Before fishing in Mexican waters all anglers must have a valid Mexican Sport Fishing License. This license covers all types of fishing and is valid anywhere in Mexico. These licenses may be purchased a day, week, month or year. Aboard private boats in Mexican waters everyone must have a fishing license if there is any fishing gear, fish, or fish parts on board. The boat operators normally provide licenses for people fishing on charter sport fishing boats, but check before you go out on the boat. A fishing license is also required for underwater fishing. A fishing license is not required when fishing from land.
Effective January 2008, boat fishing permits are no longer required for vessels practicing sportfishing in Mexican waters.
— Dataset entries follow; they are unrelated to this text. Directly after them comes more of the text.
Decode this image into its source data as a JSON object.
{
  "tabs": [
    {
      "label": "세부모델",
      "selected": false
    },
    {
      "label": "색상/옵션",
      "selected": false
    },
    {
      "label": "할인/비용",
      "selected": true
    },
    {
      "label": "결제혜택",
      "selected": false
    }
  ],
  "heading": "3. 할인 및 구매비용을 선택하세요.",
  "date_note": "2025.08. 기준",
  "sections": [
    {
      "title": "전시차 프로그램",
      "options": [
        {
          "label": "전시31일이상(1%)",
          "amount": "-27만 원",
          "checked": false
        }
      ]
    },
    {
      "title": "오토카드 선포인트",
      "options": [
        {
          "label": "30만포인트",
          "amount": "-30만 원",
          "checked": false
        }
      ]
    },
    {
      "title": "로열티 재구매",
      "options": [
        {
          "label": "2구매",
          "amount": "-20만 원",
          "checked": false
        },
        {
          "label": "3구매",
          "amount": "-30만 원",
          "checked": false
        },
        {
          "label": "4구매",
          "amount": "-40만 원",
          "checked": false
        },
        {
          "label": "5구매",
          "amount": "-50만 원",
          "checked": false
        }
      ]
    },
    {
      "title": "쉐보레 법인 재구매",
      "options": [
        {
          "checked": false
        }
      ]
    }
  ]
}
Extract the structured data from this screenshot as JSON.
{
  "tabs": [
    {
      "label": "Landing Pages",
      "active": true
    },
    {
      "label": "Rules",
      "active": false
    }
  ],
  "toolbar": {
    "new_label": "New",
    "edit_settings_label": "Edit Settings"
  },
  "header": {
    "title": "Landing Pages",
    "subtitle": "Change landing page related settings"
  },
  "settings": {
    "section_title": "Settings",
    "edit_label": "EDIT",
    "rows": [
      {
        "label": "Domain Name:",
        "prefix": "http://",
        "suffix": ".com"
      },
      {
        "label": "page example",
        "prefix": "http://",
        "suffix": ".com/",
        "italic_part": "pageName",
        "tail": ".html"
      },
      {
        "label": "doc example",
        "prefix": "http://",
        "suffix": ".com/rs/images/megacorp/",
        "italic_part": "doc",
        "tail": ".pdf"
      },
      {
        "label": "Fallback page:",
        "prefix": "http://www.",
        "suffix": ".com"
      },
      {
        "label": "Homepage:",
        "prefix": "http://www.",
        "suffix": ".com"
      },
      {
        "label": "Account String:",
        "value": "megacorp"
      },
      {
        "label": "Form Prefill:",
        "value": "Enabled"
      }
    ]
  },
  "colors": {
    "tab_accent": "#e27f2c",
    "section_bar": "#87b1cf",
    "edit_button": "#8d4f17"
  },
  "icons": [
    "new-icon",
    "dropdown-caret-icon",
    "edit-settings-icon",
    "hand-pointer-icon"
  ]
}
Only one rod or line with hook is permitted in the water, per person, but there is no restriction regarding the number of replacement items.
The fishing license allows you to capture only fin fish. It does not allow you to capture any mollusks or crustaceans, and their capture by anyone is strictly prohibited. Totuava, turtles and marine mammals are under protection of the Ministry and may not be captured at any time.
To capture bottom fish, up to four hooks on a vertical line may be used.
The use of electric reels is restricted to disabled fishermen only, after written authorization for the Ministry before use.
In ocean waters and estuaries the limit is a total of ten fish per day, with no more than 5 catches of a single specie, except of the species of Marlin, Sailfish and Swordfish and Shark, of which only one specimen of either is allowed, and which counts as five toward the overall 10 fish limit, or Dorado, Roosterfish, Shad, or Tarpon, of which only two samples of each specie are allowed, and which count as five toward the overall 10 fish limit.
Limit on inland bodies of water (rivers, lakes, dams, etc.) is five fish per day, whether of a single specie or in combination.
Underwater fishing is limited to five fish per day, using rubber band or spring type harpoons, and only while skin-diving.
There is no limit to the practice of "catch and release", as long as the fish that exceed the bag limit be returned to their environment in good survival condition.
Where sportfishing is conducted from boats out at sea for longer than three days, the bag limit will be the equivalent of three times the amounts mentioned above.
It is illegal to sell, trade, or exchange the fish caught. Fish should not be cleaned on board at sea but should be brought to fish cleaning stations in the marinas. Fish can be eviscerated and filleted, but a patch of skin must be left to permit identification.
The taking of abalone, lobster, shrimp, clams, cabrilla, totuava, oysters, and sea turtles is prohibited. Purchases of these species may be made at designated public markets or fishing cooperatives.
It is illegal to capture and maintain alive any fish for ornamental purposes.
It is prohibited to receive any financial gain from the product obtained through sportfishing.
It is prohibited to dump trash, litter or substances that harm the aquatic flora or fauna, whether on lakes, river banks, shores or oceanic waters.
It is prohibited to collect shells, corals, sea anemones and snails, or to disturb the original ecosystem environment.
It is prohibited to practice sportfishing 250 meters or less from swimmers.
It is prohibited to use artificial lighting to attract large quantities of fish.
It is prohibited to discharge firearms in Mexican waters.
Fish caught under a sportfishing license may not be filletted aboard the vessel from which it was caught
It is requested that all unusual activities, occurrences or record catches be reported to the nearest office of the Oficina de Pesca.
Note: Sea turtles are protected under US law and may not be brought into the US.
Be prepared to show a Mexican fishing license to US Customs if bringing fish back into the United States.
Practice Catch & Release!!